Update: On September 8th, 2014, Twitter announced in a blog post that they will indeed begin offering in-app purchasing options. Calling it a ‘test experience’, Twitter also notes that they will be partnering with a wide swath of musical talent from Eminem to Wiz Khalifa, proving that even if The FCC won’t let him be him, Marshall Mathers is still going to sell Detroit Tigers hats.
The new feature, which is being tested via select small to medium- sized American businesses, will allow users to purchase advertised products directly from their News Feed.
From a measurement perspective, the Buy button is pretty much the ultimate Interaction. If this works and is deployed more widely, marketers will be able to set firm top-line goals on direct sales for social campaigns.
To date, social has merely been a reference for a possible sale – a path to another path. The Buy button completely flattens that process. It’s a potential game changer.
It will be interesting to see how this integrates with another new feature – “Save” – a bookmarking tool. As Chad Wittman, founder of EdgeRank Checker, explains, “Save could mean extended life for older links, meaning brands could see increased Interactions over longer time periods. Brands now have even more ways to get in the News Feed (and to stay there) – and the potential to receive hard sales revenue directly from the platform.”
But this isn’t a one-sided race. Twitter also experimented with the “Buy” button in one company’s tweets, although that only lasted one day. The competition could drive both platforms to ramp up their “Buy” feature development – meaning marketers should start preparing their content for that reality now.
Whichever network first orchestrates a successful roll-out will be able to claim a clear, direct relationship between ad spend and returns that no other platform can match. As of now, it looks like Facebook is the odds-on favorite to change everything you thought you knew about social media marketing.

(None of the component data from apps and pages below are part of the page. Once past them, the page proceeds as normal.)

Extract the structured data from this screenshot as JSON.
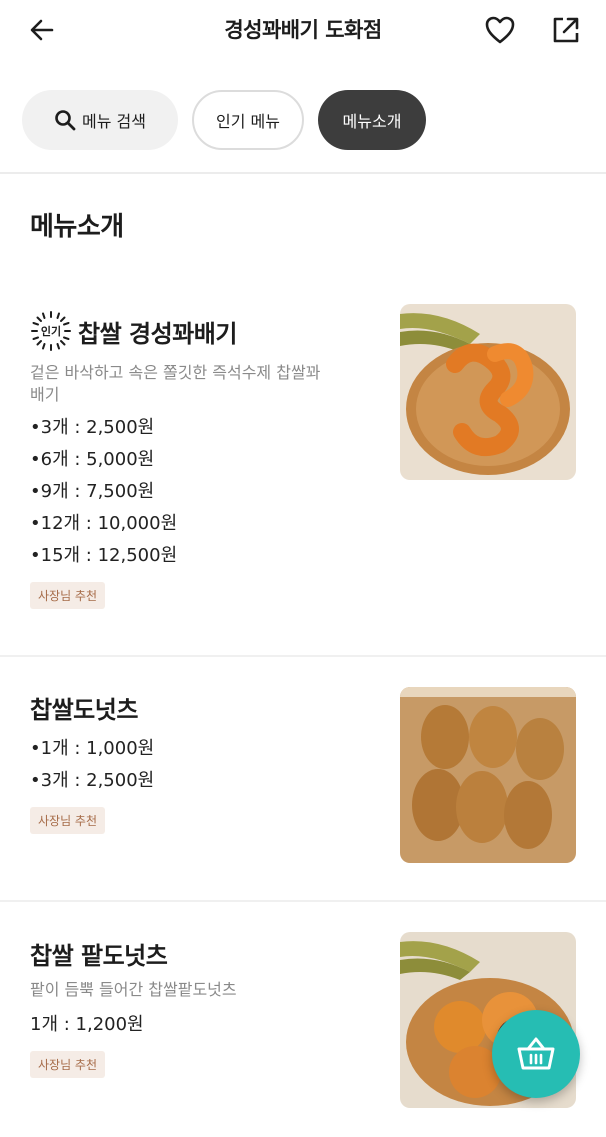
{
  "header": {
    "title": "경성꽈배기 도화점"
  },
  "filters": {
    "search_label": "메뉴 검색",
    "popular_label": "인기 메뉴",
    "intro_label": "메뉴소개"
  },
  "section": {
    "title": "메뉴소개"
  },
  "items": [
    {
      "badge": "인기",
      "name": "찹쌀 경성꽈배기",
      "description": "겉은 바삭하고 속은 쫄깃한 즉석수제 찹쌀꽈배기",
      "prices": [
        "•3개 : 2,500원",
        "•6개 : 5,000원",
        "•9개 : 7,500원",
        "•12개 : 10,000원",
        "•15개 : 12,500원"
      ],
      "tag": "사장님 추천"
    },
    {
      "name": "찹쌀도넛츠",
      "prices": [
        "•1개 : 1,000원",
        "•3개 : 2,500원"
      ],
      "tag": "사장님 추천"
    },
    {
      "name": "찹쌀 팥도넛츠",
      "description": "팥이 듬뿍 들어간 찹쌀팥도넛츠",
      "prices": [
        "1개 : 1,200원"
      ],
      "tag": "사장님 추천"
    }
  ],
  "icons": {
    "back": "arrow-left-icon",
    "favorite": "heart-icon",
    "share": "share-icon",
    "search": "search-icon",
    "cart": "basket-icon"
  },
  "colors": {
    "accent": "#26bdb3",
    "active_chip": "#3d3d3d",
    "tag_bg": "#f5ece6",
    "tag_text": "#a66b48"
  }
}
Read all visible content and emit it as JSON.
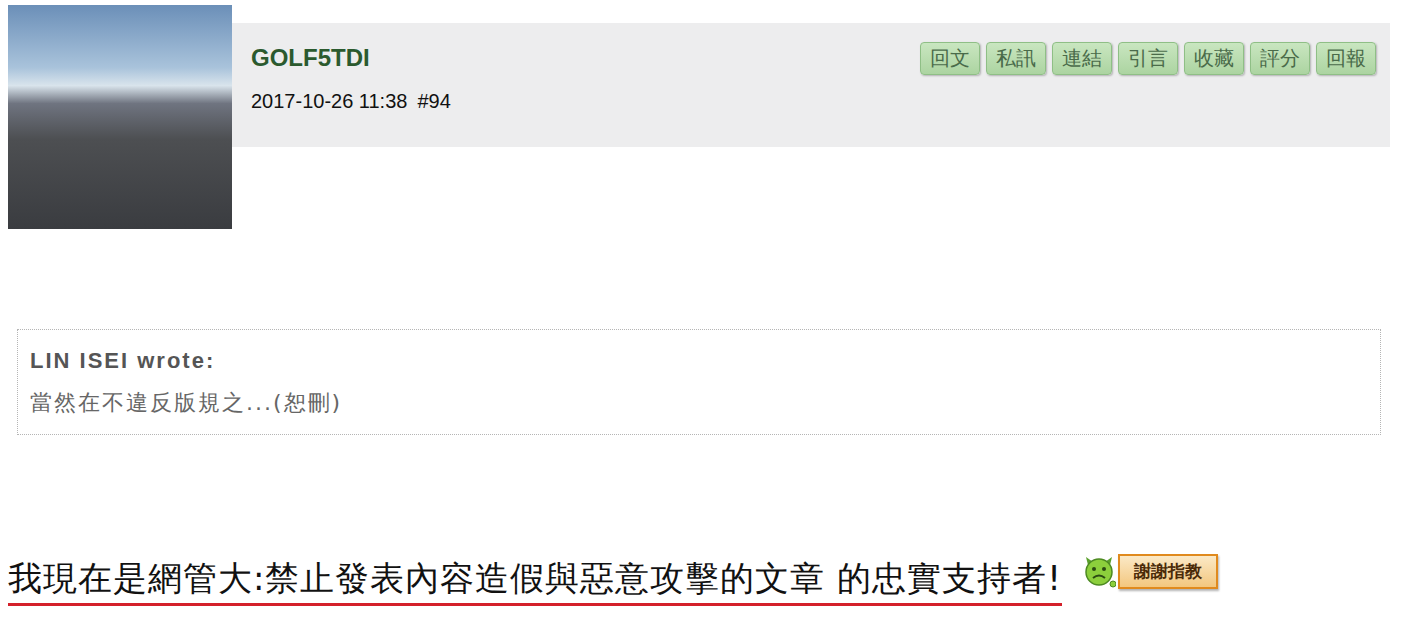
{
  "post": {
    "author": "GOLF5TDI",
    "time": "2017-10-26 11:38",
    "number": "#94",
    "actions": [
      "回文",
      "私訊",
      "連結",
      "引言",
      "收藏",
      "評分",
      "回報"
    ]
  },
  "quote": {
    "author": "LIN ISEI wrote:",
    "text": "當然在不違反版規之...(恕刪)"
  },
  "signature": {
    "text": "我現在是網管大:禁止發表內容造假與惡意攻擊的文章 的忠實支持者!",
    "badge": "謝謝指教"
  }
}
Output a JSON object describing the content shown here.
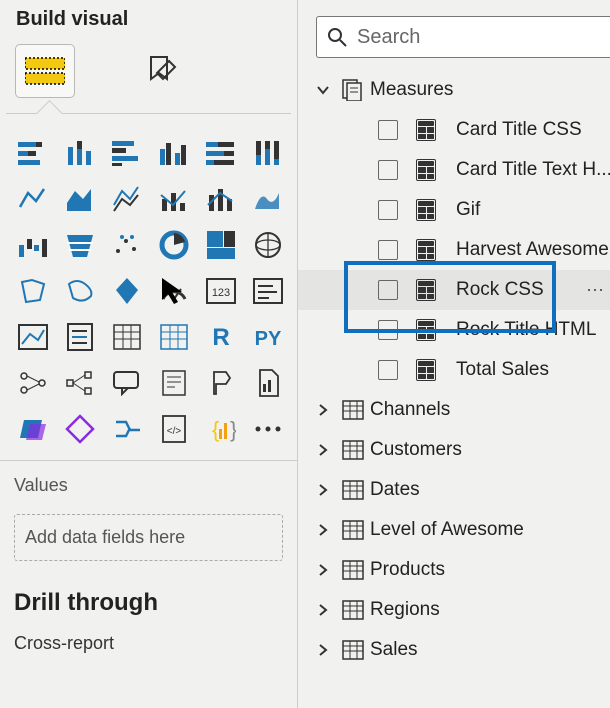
{
  "leftPane": {
    "title": "Build visual",
    "valuesLabel": "Values",
    "dropzonePlaceholder": "Add data fields here",
    "drillTitle": "Drill through",
    "crossReport": "Cross-report"
  },
  "search": {
    "placeholder": "Search"
  },
  "tree": {
    "topGroup": {
      "label": "Measures",
      "items": [
        {
          "label": "Card Title CSS"
        },
        {
          "label": "Card Title Text H..."
        },
        {
          "label": "Gif"
        },
        {
          "label": "Harvest Awesome"
        },
        {
          "label": "Rock CSS",
          "hovered": true
        },
        {
          "label": "Rock Title HTML"
        },
        {
          "label": "Total Sales"
        }
      ]
    },
    "tables": [
      {
        "label": "Channels"
      },
      {
        "label": "Customers"
      },
      {
        "label": "Dates"
      },
      {
        "label": "Level of Awesome"
      },
      {
        "label": "Products"
      },
      {
        "label": "Regions"
      },
      {
        "label": "Sales"
      }
    ]
  },
  "viz_icons": [
    "stacked-bar",
    "stacked-column",
    "clustered-bar",
    "clustered-column",
    "100-stacked-bar",
    "100-stacked-column",
    "line",
    "area",
    "stacked-area",
    "line-clustered-column",
    "line-stacked-column",
    "ribbon",
    "waterfall",
    "funnel",
    "scatter",
    "pie",
    "donut",
    "treemap-globe",
    "map",
    "filled-map",
    "azure-map",
    "gauge",
    "card-kpi",
    "table-matrix",
    "kpi",
    "slicer",
    "table",
    "matrix",
    "r",
    "py",
    "key-influencer",
    "decomposition",
    "qa",
    "smart-narrative",
    "paginated",
    "metrics",
    "power-apps",
    "power-automate",
    "more-a",
    "html-viz",
    "get-more",
    "ellipsis"
  ]
}
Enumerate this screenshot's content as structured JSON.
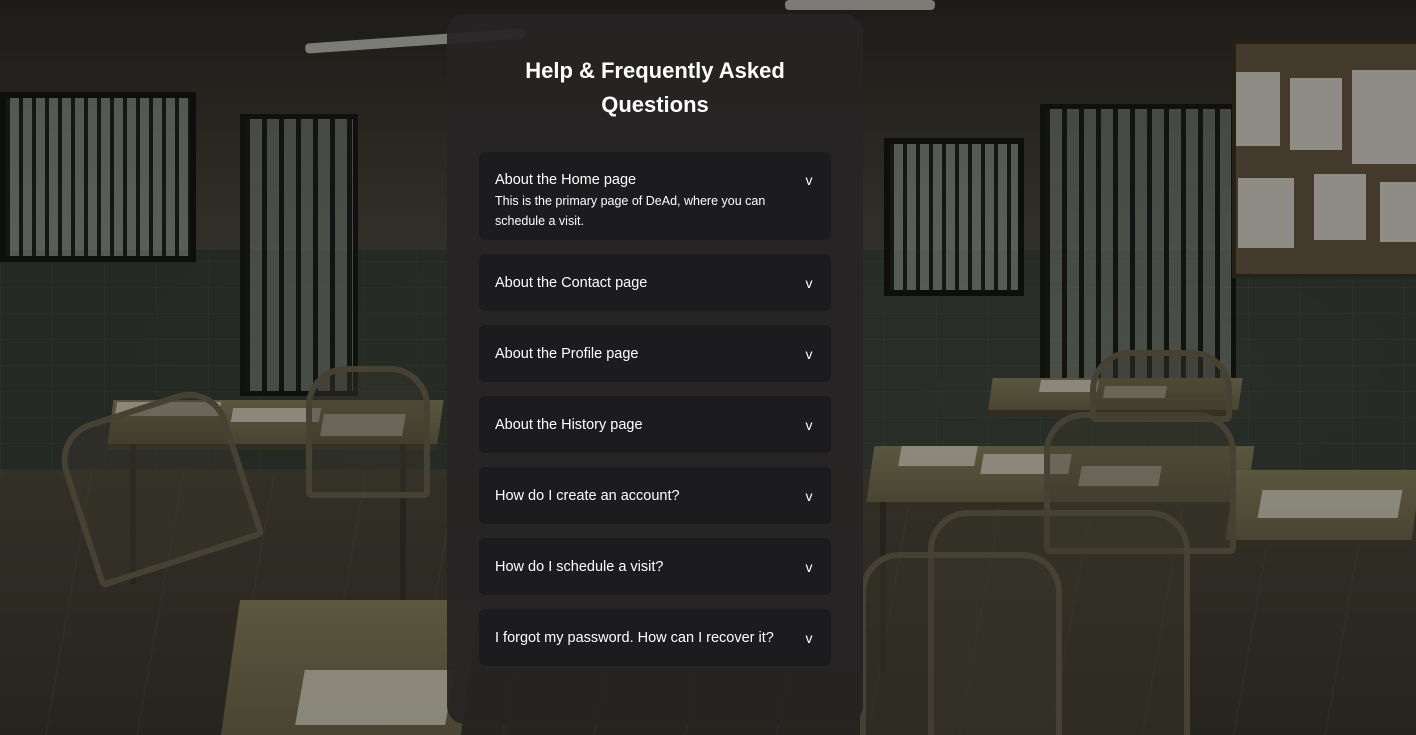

For more on the intriguing “Save” feature, check out this post from Chad Wittman.